Possessing a fake passport falls under the purview of New York’s forgery laws, which criminalize the possession of any forged instrument, or a written instrument that has been illegally created, completed, or altered. It is usually prosecuted as criminal possession of a forged instrument in the second degree, which specifically targets documents issued or created by government agencies.
Under NY PL 170.25, a person is guilty of criminal possession of a forged instrument in the second degree when they possess any forged instrument (defined in section 170.10 as “written instrument officially issued or created by a public office, public servant or governmental instrumentality”) with full knowledge that it was forged and deliberate intent to defraud. It is a class D felony punishable by up to 7 years in prison. NY PL 170.00(7) decrees that a person is guilty of criminal possession of a forged instrument in the third degree when they knowingly possess a forged instrument such as a fake passport and intend to use it to defraud, deceive, or injure someone else. Criminal possession of a forged instrument in the third degree is a class A misdemeanor punishable by up to a year in jail.
When is the best time to act?:

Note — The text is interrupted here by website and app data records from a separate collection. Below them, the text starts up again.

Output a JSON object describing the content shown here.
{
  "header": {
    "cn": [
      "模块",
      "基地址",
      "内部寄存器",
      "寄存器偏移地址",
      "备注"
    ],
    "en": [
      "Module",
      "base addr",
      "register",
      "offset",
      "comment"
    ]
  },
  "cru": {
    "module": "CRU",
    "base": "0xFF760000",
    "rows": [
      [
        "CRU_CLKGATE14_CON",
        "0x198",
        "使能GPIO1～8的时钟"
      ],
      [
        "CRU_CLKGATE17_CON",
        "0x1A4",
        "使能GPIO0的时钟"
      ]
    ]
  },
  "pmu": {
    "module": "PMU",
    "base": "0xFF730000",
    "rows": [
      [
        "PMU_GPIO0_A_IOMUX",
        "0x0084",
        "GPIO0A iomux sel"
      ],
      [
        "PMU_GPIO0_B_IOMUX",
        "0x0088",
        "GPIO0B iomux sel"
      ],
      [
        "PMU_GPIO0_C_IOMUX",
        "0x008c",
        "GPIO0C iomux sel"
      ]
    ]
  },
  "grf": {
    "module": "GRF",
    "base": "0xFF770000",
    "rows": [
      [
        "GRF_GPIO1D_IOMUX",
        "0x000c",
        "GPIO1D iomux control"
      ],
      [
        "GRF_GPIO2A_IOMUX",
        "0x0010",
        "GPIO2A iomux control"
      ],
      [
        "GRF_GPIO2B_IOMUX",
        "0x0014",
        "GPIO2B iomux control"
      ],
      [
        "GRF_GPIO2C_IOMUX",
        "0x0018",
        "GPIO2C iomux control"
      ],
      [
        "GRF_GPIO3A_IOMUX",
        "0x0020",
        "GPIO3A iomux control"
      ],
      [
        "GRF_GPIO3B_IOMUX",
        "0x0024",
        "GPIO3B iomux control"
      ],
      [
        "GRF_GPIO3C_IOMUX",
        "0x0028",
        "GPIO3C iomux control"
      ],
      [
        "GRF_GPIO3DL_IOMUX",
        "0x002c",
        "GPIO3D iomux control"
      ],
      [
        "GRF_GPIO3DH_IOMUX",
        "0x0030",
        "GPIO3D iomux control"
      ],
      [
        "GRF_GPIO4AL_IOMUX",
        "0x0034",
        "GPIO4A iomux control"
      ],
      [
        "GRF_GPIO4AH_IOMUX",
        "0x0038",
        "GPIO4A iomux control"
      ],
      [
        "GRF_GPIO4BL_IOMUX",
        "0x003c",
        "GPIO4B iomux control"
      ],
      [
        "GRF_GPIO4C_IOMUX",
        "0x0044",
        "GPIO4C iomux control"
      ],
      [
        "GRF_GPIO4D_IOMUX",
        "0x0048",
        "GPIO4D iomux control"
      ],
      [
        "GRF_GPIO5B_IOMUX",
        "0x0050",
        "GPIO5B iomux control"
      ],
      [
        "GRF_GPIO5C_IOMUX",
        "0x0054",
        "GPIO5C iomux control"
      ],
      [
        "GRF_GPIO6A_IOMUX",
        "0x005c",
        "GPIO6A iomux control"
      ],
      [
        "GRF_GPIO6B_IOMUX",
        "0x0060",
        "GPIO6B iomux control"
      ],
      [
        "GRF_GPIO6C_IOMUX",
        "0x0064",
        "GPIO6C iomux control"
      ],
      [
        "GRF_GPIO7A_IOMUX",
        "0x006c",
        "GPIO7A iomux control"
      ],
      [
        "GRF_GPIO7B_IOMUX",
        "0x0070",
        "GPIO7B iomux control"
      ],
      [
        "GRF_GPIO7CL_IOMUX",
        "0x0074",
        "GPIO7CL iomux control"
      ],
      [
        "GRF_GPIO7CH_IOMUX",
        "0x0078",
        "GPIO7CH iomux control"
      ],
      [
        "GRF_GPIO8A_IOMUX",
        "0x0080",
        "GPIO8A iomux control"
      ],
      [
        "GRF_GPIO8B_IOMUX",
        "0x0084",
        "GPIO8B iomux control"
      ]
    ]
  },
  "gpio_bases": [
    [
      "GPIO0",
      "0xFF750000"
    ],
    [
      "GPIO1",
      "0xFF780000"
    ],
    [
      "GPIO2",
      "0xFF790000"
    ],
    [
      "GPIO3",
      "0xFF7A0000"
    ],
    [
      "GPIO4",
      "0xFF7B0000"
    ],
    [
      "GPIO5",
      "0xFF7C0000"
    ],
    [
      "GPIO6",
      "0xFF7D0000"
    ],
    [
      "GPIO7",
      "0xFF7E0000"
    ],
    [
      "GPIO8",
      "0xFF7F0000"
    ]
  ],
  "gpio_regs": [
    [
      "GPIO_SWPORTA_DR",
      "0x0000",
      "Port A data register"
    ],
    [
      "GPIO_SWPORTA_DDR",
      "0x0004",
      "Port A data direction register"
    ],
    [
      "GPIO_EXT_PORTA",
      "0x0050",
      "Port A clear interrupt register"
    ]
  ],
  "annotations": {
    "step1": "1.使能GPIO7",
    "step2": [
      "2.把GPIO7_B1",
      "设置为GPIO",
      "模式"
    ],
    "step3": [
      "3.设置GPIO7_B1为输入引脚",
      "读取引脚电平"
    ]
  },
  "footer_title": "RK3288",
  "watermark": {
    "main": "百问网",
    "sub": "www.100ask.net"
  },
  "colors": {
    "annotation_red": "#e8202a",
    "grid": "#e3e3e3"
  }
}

Being charged with criminal possession of a forged instrument can result in serious penalties. A felony or misdemeanor conviction in New York state can have an adverse impact on a person’s job prospects as well as present obstructions when applying for professional licenses or certifications. Anyone arrested for this offense needs to speak with a New York criminal defense attorney right away.

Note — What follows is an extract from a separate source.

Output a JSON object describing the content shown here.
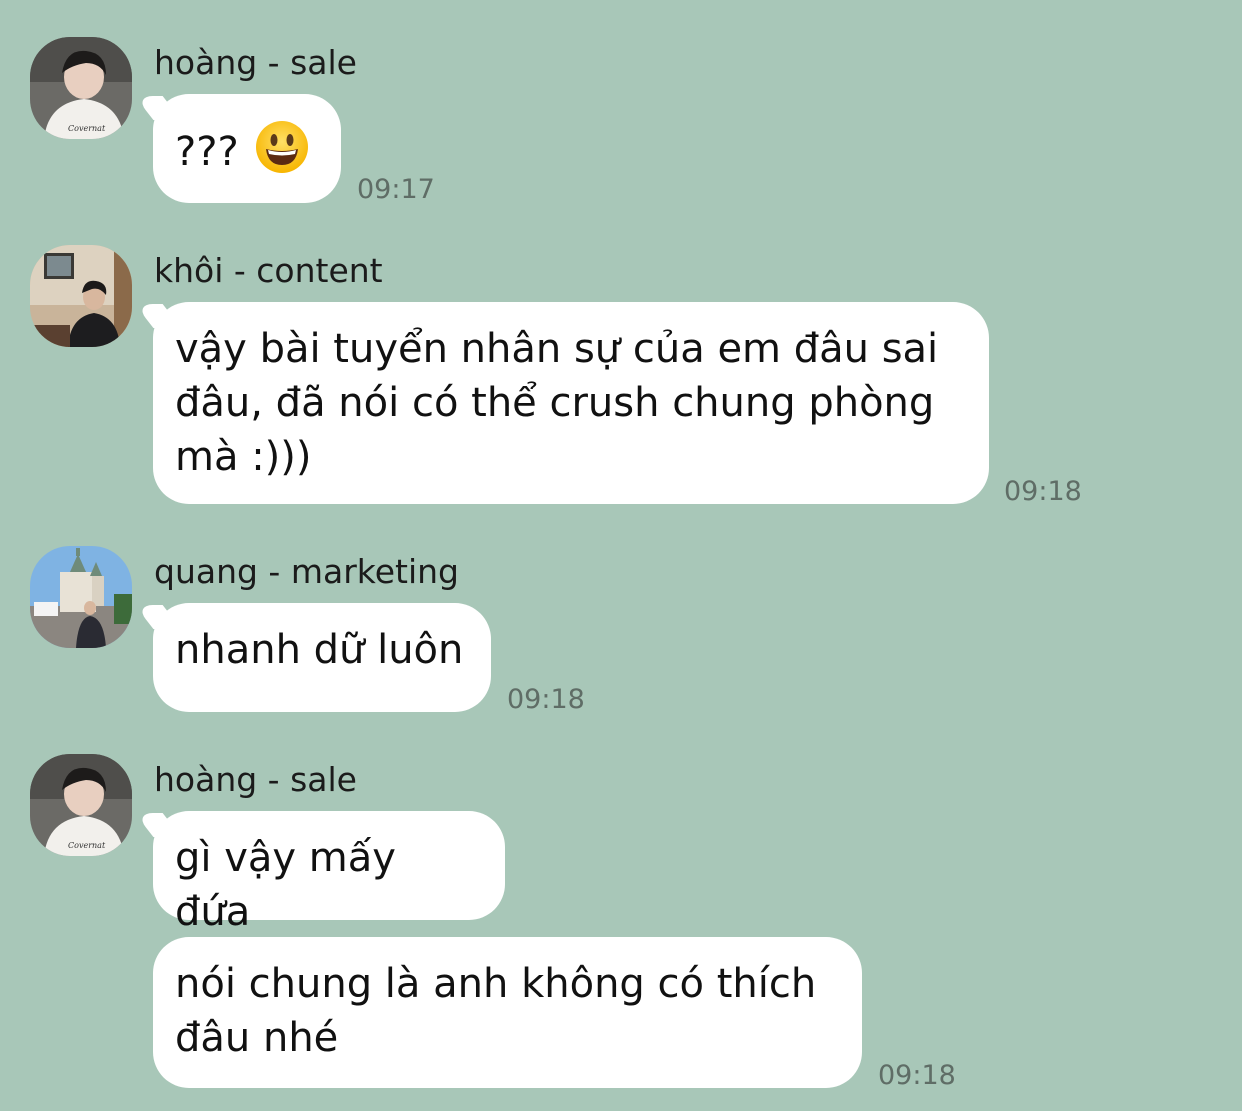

High profile/Government cases:
In November 2011 Brian Kim, 36, was arraigned for running a Ponzi scheme that bilked approximately $6 million from 45 victims. Kim and his hedge fund had been indicted the previous February on charges of Grand Larceny in the First and Second Degree, Scheme to Defraud, Falsifying Business Records in the First Degree and felony violations of the Martin Act. Prior to that, he had been indicted in 2009 for stealing $430,000 from the condominium complex where he lived, but before the trial he fled to Hong Kong using a fraudulently obtained U.S. passport, which resulted in additional charges of bail jumping and passport fraud. He was returned to New York in October 2011.

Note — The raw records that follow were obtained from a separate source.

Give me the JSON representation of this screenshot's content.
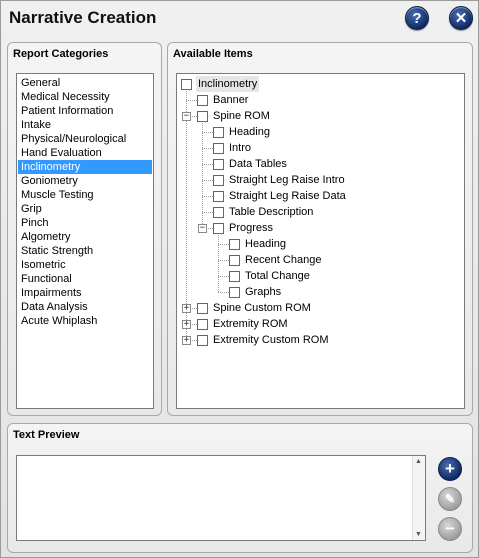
{
  "window": {
    "title": "Narrative Creation",
    "help_icon": "?",
    "close_icon": "✕"
  },
  "categories": {
    "label": "Report Categories",
    "selected": "Inclinometry",
    "items": [
      "General",
      "Medical Necessity",
      "Patient Information",
      "Intake",
      "Physical/Neurological",
      "Hand Evaluation",
      "Inclinometry",
      "Goniometry",
      "Muscle Testing",
      "Grip",
      "Pinch",
      "Algometry",
      "Static Strength",
      "Isometric",
      "Functional",
      "Impairments",
      "Data Analysis",
      "Acute Whiplash"
    ]
  },
  "available": {
    "label": "Available Items",
    "tree": [
      {
        "label": "Inclinometry",
        "level": 0,
        "expander": "none"
      },
      {
        "label": "Banner",
        "level": 1,
        "expander": "none"
      },
      {
        "label": "Spine ROM",
        "level": 1,
        "expander": "minus"
      },
      {
        "label": "Heading",
        "level": 2,
        "expander": "none"
      },
      {
        "label": "Intro",
        "level": 2,
        "expander": "none"
      },
      {
        "label": "Data Tables",
        "level": 2,
        "expander": "none"
      },
      {
        "label": "Straight Leg Raise Intro",
        "level": 2,
        "expander": "none"
      },
      {
        "label": "Straight Leg Raise Data",
        "level": 2,
        "expander": "none"
      },
      {
        "label": "Table Description",
        "level": 2,
        "expander": "none"
      },
      {
        "label": "Progress",
        "level": 2,
        "expander": "minus"
      },
      {
        "label": "Heading",
        "level": 3,
        "expander": "none"
      },
      {
        "label": "Recent Change",
        "level": 3,
        "expander": "none"
      },
      {
        "label": "Total Change",
        "level": 3,
        "expander": "none"
      },
      {
        "label": "Graphs",
        "level": 3,
        "expander": "none"
      },
      {
        "label": "Spine Custom ROM",
        "level": 1,
        "expander": "plus"
      },
      {
        "label": "Extremity ROM",
        "level": 1,
        "expander": "plus"
      },
      {
        "label": "Extremity Custom ROM",
        "level": 1,
        "expander": "plus"
      }
    ]
  },
  "preview": {
    "label": "Text Preview",
    "text": "",
    "add_icon": "+",
    "edit_icon": "✎",
    "remove_icon": "−"
  }
}
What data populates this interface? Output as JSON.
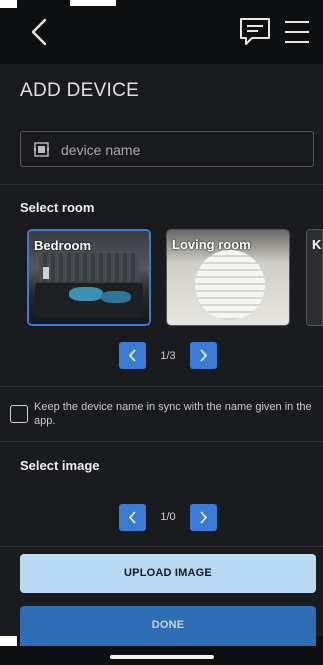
{
  "header": {
    "back_icon": "chevron-left-icon",
    "feedback_icon": "chat-icon",
    "menu_icon": "hamburger-menu-icon"
  },
  "page": {
    "title": "ADD DEVICE"
  },
  "device_name": {
    "placeholder": "device name",
    "value": "",
    "icon": "device-icon"
  },
  "room_section": {
    "label": "Select room",
    "rooms": [
      {
        "label": "Bedroom",
        "selected": true
      },
      {
        "label": "Loving room",
        "selected": false
      },
      {
        "label": "K",
        "selected": false
      }
    ],
    "pager": {
      "text": "1/3",
      "prev_icon": "chevron-left-icon",
      "next_icon": "chevron-right-icon"
    }
  },
  "sync": {
    "checked": false,
    "text": "Keep the device name in sync with the name given in the app."
  },
  "image_section": {
    "label": "Select image",
    "pager": {
      "text": "1/0",
      "prev_icon": "chevron-left-icon",
      "next_icon": "chevron-right-icon"
    }
  },
  "actions": {
    "upload_label": "UPLOAD IMAGE",
    "done_label": "DONE"
  },
  "colors": {
    "accent": "#3a7bd5",
    "upload_bg": "#b9d9f3",
    "done_bg": "#2f6db4",
    "background": "#1a1b1e"
  }
}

Criminal possession of stolen property, forgery, grand larceny, identity theft, offering false instrument for filing
Mental disease / defect, false accusation, and proven lack of intent to knowingly commit an illegal act can all be presented as defenses.
Difference between New York state and Federal statutes:
18 U.S. Code § 1028 covers fraud and related activity in connection with identification documents, authentication features, and information. Possession or transfer of a false identification document such as a passport is a felony punishable by up to 15 years in a federal prison, or a fine, or both.